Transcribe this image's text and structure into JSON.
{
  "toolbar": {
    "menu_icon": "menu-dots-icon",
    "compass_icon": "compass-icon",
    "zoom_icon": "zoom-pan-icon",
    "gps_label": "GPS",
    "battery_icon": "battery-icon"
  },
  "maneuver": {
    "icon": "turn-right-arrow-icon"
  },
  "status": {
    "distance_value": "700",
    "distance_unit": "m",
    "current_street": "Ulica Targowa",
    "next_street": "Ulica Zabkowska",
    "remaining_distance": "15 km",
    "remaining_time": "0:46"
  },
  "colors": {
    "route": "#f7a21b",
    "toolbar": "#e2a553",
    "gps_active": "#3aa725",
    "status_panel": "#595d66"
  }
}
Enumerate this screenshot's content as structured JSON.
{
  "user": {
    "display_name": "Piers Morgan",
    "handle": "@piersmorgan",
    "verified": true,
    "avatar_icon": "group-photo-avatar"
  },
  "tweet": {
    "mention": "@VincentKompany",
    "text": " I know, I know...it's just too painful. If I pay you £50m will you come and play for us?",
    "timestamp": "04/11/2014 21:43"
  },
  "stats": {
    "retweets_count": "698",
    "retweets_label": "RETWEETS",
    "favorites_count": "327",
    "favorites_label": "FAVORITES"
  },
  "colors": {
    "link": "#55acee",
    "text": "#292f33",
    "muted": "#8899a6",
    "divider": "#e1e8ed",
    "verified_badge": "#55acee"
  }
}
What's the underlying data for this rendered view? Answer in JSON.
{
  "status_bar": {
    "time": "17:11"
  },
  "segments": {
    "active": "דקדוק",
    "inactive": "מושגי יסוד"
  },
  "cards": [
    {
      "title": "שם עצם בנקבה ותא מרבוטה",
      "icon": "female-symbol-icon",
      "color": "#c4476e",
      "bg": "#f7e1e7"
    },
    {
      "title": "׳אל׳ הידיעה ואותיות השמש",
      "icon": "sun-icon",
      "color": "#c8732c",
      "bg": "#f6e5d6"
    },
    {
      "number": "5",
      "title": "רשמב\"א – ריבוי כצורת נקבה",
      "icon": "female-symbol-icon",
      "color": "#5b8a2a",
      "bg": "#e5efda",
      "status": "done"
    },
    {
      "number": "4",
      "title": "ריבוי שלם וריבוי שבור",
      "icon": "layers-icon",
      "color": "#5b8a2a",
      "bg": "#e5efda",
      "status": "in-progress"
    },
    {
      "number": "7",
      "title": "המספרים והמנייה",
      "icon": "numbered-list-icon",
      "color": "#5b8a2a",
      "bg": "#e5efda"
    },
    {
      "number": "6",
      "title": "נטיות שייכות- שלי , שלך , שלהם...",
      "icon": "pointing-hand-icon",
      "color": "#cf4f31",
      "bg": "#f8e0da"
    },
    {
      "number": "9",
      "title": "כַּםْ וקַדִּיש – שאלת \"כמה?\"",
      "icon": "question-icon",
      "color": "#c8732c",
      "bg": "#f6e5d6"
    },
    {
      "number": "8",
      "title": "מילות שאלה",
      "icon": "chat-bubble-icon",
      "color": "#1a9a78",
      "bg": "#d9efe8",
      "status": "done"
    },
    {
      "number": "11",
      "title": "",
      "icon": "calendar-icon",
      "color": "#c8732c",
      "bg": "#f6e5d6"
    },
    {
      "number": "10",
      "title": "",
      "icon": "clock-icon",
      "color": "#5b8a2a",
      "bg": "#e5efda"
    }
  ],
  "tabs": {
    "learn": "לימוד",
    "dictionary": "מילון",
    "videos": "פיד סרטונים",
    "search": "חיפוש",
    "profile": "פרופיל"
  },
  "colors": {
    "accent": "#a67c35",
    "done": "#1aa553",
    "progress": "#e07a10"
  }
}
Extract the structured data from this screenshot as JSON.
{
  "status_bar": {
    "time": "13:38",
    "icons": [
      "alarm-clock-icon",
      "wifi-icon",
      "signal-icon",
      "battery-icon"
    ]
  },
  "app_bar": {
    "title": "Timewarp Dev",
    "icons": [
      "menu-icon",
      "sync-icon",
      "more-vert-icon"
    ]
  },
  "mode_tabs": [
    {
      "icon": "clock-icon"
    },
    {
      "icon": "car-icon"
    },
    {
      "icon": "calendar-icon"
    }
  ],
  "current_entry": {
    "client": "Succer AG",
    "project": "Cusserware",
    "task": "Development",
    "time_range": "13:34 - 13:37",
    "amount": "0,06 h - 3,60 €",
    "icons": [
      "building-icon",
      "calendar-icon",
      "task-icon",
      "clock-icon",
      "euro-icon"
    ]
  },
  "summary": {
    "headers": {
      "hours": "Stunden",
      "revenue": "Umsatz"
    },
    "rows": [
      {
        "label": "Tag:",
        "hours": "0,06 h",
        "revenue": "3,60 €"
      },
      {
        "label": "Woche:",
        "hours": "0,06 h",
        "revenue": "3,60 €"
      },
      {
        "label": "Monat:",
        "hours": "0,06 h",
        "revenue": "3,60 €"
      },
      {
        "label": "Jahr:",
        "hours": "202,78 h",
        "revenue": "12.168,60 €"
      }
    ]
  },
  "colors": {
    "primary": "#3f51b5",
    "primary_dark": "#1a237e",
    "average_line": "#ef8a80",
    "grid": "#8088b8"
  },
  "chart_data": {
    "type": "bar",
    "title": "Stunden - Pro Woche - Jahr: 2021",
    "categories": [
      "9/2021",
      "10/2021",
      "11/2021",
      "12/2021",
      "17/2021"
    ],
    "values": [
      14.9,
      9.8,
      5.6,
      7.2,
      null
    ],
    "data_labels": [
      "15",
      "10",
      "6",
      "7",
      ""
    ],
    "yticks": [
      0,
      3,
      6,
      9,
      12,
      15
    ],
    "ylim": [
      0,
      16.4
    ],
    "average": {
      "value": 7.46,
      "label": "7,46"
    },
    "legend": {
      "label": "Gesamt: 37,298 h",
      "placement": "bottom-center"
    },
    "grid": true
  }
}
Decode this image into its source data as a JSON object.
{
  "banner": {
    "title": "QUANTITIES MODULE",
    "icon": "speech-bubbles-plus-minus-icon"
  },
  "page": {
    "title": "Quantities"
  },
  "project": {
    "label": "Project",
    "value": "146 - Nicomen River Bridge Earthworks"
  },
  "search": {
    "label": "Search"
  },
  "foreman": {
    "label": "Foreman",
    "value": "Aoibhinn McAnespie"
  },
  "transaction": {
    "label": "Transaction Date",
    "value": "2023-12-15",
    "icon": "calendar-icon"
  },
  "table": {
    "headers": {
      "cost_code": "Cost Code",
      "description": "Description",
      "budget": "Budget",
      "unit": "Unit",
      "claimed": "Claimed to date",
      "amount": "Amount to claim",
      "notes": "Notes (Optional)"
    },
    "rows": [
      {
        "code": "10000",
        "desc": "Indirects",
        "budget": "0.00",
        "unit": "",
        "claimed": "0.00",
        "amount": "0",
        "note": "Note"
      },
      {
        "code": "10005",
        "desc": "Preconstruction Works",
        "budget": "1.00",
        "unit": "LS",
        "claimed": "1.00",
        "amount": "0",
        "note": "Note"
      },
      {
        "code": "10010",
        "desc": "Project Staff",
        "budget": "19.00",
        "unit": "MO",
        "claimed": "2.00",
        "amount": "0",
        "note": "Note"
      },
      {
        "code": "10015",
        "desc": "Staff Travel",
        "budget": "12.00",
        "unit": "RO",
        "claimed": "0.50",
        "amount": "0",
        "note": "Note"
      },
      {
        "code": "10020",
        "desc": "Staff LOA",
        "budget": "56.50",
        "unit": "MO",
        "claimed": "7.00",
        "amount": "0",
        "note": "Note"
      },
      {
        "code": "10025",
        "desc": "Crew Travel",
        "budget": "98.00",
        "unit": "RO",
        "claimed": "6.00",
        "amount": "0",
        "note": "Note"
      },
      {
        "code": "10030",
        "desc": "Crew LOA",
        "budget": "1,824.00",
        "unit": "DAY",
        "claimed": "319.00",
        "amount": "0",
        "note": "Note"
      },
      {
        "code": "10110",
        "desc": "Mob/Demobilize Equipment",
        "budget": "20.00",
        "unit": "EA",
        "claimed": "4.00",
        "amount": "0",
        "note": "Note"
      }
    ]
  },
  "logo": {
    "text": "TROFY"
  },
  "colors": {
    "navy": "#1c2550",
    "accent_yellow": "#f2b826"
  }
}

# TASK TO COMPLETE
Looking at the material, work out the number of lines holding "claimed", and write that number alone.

# WORKED SOLUTION
9